Considering BOOKING.COM as a whole, rather than its component parts, the Fourth Circuit examined evidence of the public’s understanding of the mark and found that the PTO failed to satisfy its burden of proving that the relevant public understands BOOKING.COM, taken as a composite mark, to refer to general online hotel reservation services, rather than referring to the company as a brand. In arriving at its conclusion, the Court pointed to two pieces of evidence that weighed in favor of BOOKING.COM being non-generic: the PTO’s lack of evidence demonstrating that the public uses “booking.com” generically to refer to online hotel reservation services and Booking.com’s Teflon survey. The Court pointed out that consumer surveys are the preferred method of proving genericness, and the results of Booking.com’s survey showing that almost 75 percent of respondents identified BOOKING.COM as a brand name.

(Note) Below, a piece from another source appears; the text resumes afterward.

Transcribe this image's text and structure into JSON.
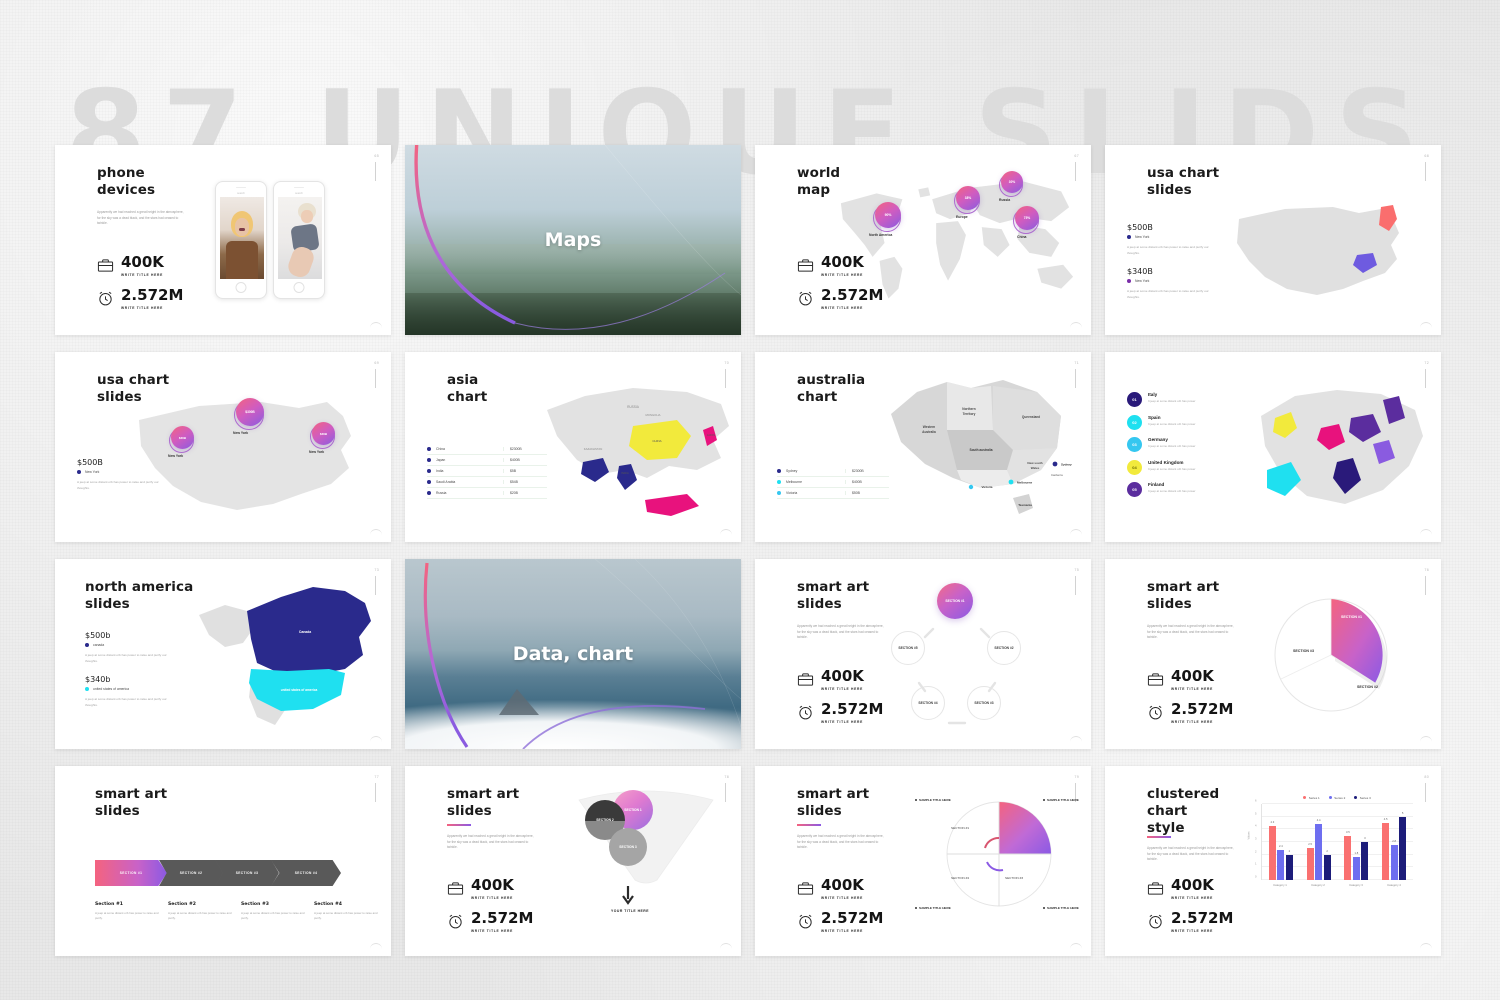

Finally, as it relates to the issue of genericness, the Fourth Circuit rejected a per se rule proposed by the PTO that adding “.com” to a generic term like “booking” is necessarily generic. Here, the Court again honed in on the importance of considering a mark in its whole, composite form, which may be protectable with sufficient evidence of acquired distinctiveness. In concluding that BOOKING.COM has the requisite acquired distinctiveness, the Court affirmed the lower court’s grant of summary judgment finding BOOKING.COM protectable as a trademark.
Turning to Booking.com’s appeal on the issue of paying the PTO’s attorneys’ fees, the Fourth Circuit noted the applicable statute, which requires that a trademark applicant pay “all of the expenses of the proceeding” if the applicant decides to challenge the PTO’s ruling in the district court. The court cited its 2015 precedent in Shammas, which qualified attorneys’ fees as applicable “expenses.” The Court acknowledged certain challenges to Shammas, but because the decision remains the law in the Fourth Circuit, the Court affirmed the district court’s grant of the PTO’s attorneys’ fees.
Judge Wynn issued dissent on the issue of genericness, classifying it as a “problem that Booking.com chose to bring upon itself by choosing a generic name for its online presence.” Wynn opined that the district court’s ruling should not be upheld, as being based on faulty legal reasoning, namely, that a generic term combined with the “.com” top-level domain is presumptively descriptive and thus protectable upon a showing of acquired distinctiveness. Wynn also cited a few other “.com” trademark cases where the decision on genericness went the other way.